“Electricity generation is the one area where we’ve seen improvement over time,” he said. “It’s substantial. Historically, it’s the one sector that has gone down and stays down; it doesn’t bounce back up.”

In 2022, lawmakers passed the 100% Renewable Energy Standard, which will require all electricity sold to Rhode Island homes and businesses to be offset with a renewable energy source. Revolution Wind, the 704-megawatt (MW) offshore wind project being built 15 miles south of the state, is expected to come online and begin powering Rhode Island homes in 2025.
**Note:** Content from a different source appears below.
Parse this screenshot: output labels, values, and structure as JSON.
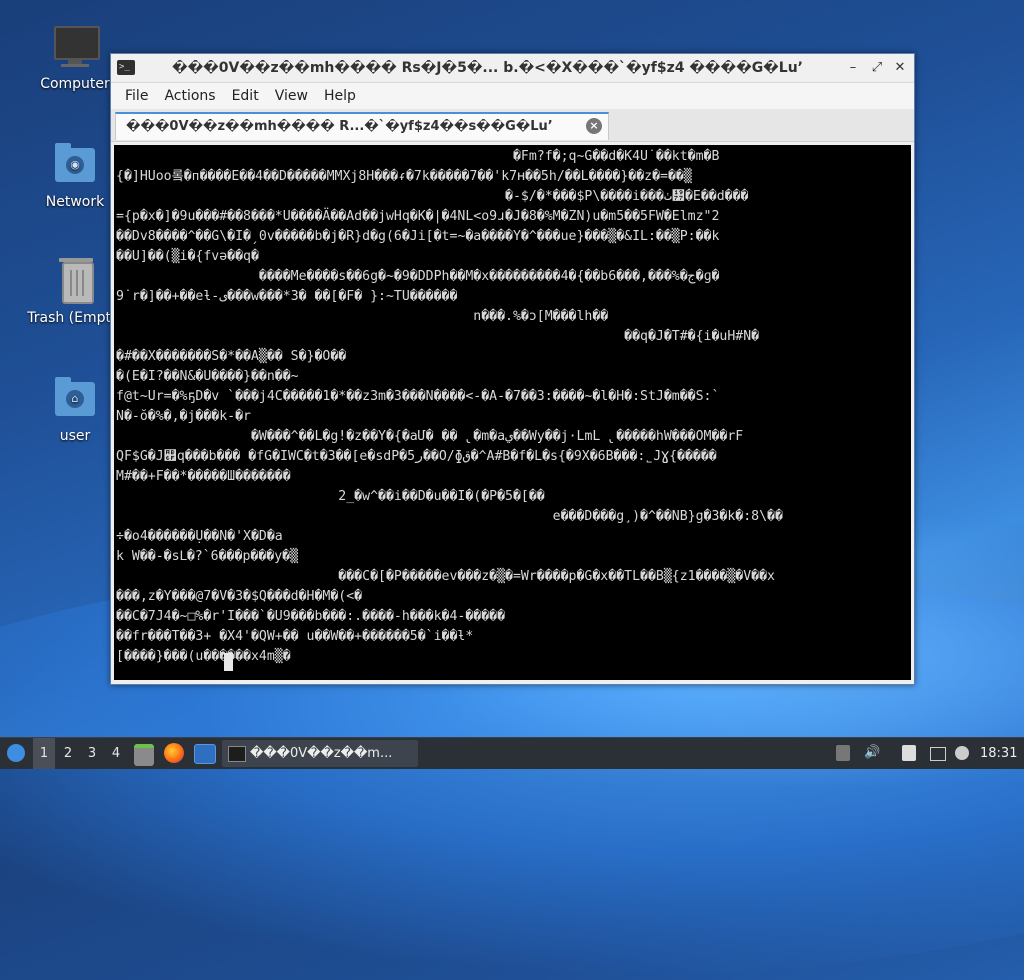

The state is also doubling down on offshore wind. Rhode Island has teamed up with Massachusetts and Connecticut for a first-of-its-kind multistate proposal process for new offshore wind projects. In 2024, the states are expected to seek project proposals for up to 6,000 MW of offshore wind.
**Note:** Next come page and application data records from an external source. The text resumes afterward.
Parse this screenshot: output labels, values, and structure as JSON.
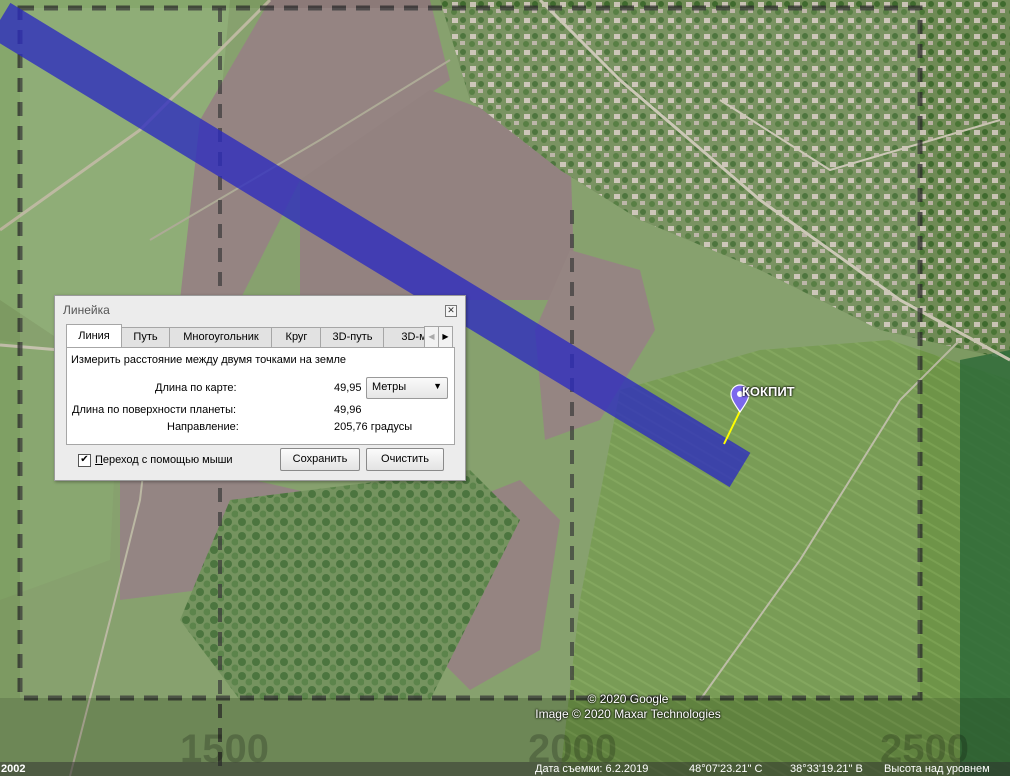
{
  "map": {
    "copyright_line1": "© 2020 Google",
    "copyright_line2": "Image © 2020 Maxar Technologies",
    "placemark_label": "КОКПИТ",
    "scale_labels": [
      "2000",
      "2500",
      "1500"
    ]
  },
  "status_bar": {
    "left_number": "2002",
    "capture_date": "Дата съемки: 6.2.2019",
    "latitude": "48°07'23.21\" С",
    "longitude": "38°33'19.21\" В",
    "elevation_label": "Высота над уровнем"
  },
  "ruler": {
    "title": "Линейка",
    "tabs": [
      "Линия",
      "Путь",
      "Многоугольник",
      "Круг",
      "3D-путь",
      "3D-м"
    ],
    "active_tab": "Линия",
    "description": "Измерить расстояние между двумя точками на земле",
    "map_length_label": "Длина по карте:",
    "map_length_value": "49,95",
    "units": "Метры",
    "surface_length_label": "Длина по поверхности планеты:",
    "surface_length_value": "49,96",
    "heading_label": "Направление:",
    "heading_value": "205,76 градусы",
    "mouse_nav_label": "Переход с помощью мыши",
    "mouse_nav_checked": true,
    "save_button": "Сохранить",
    "clear_button": "Очистить"
  },
  "colors": {
    "flight_path": "#2c2ac0",
    "measure_line": "#ffff00",
    "placemark": "#7b68ee"
  }
}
Meanwhile, policies to tackle the other emission areas remain slim. Rhode Island has lacked a comprehensive, actionable plan to tackle transportation emissions since its New England neighbors backed out of joining the Transportation & Climate Initiative.

Last May, DEM announced it would adopt the Advanced Clean Cars II (ACCII) rule, which requires car manufacturers, slowly over the next decade, to ramp up the percentage of electric vehicles sold in Rhode Island until 100% of all sales by 2035 are zero-emission vehicles.

But the state still lacks a clear path to reducing vehicle miles traveled, or adequately fund its public transit system. The Rhode Island Public Transit Authority still faces a steep deficit of about $20 million just to maintain existing services.

And the state is nowhere on reducing heating emissions.

“I think there really is no long-term policy that adequately addresses emissions from heating in the state of Rhode Island,” said Amanda Barker, a policy associate for the Green Energy Consumers Alliance.

Historically, cold New England states like Rhode Island overwhelmingly use fossil fuels to heat homes in the winter. More than 54% of homes in Rhode Island use natural gas, with another estimated 30% using home heating oil. The state has ramped up financial incentives and rebates for homeowners to electrify their heating systems through the Rhode Island program, Clean Heat Rhode Island.

Barker said lawmakers need to pass two programs this year to reduce building emissions. The first is a clean heat standard, which would work similar to the state’s renewable energy standard. The policy would require natural gas utilities and heating oil and propane dealers to provide their customers with increasing percentages of cleaner heat services over time, with the key goal of phasing out fossil fuels. The businesses would also have the option to buy cleaner heat credits from heat pump installers, similar to how natural gas power plants can buy renewable energy certificates from solar and wind facilities.

“The ultimate intent is for them to see the writing on the wall,” Barker said. “We need to make this transition, and they should really look to transition their business models to get more into those clean heat services.”

The other piece of the building emissions puzzle, according to Barker, is an energy benchmarking law, where large buildings above 25,000 square feet would be required to report their building emissions to the state Office of Energy Resources, which, after collecting the data for three years, would then be required to set a standard for buildings to reduce their emissions over time.

“The big piece of the puzzle is addressing existing buildings,” Barker said. “Seventy percent of our building stock in 2050 is already in place today. If we want to reach net-zero by 2050, we really need to retrofit and electrify existing buildings.”

The General Assembly is scheduled to start its legislative session Tuesday, Jan. 2, at 4 p.m.


Join the Discussion

View Comments

Leave a Reply

Your email address will not be published. Required fields are marked *

Your support keeps our reporters on the environmental beat.

Reader support is at the core of our nonprofit news model. Together, we can keep the environment in the headlines.


We use cookies to improve your experience and deliver personalized content. View Cookie Settings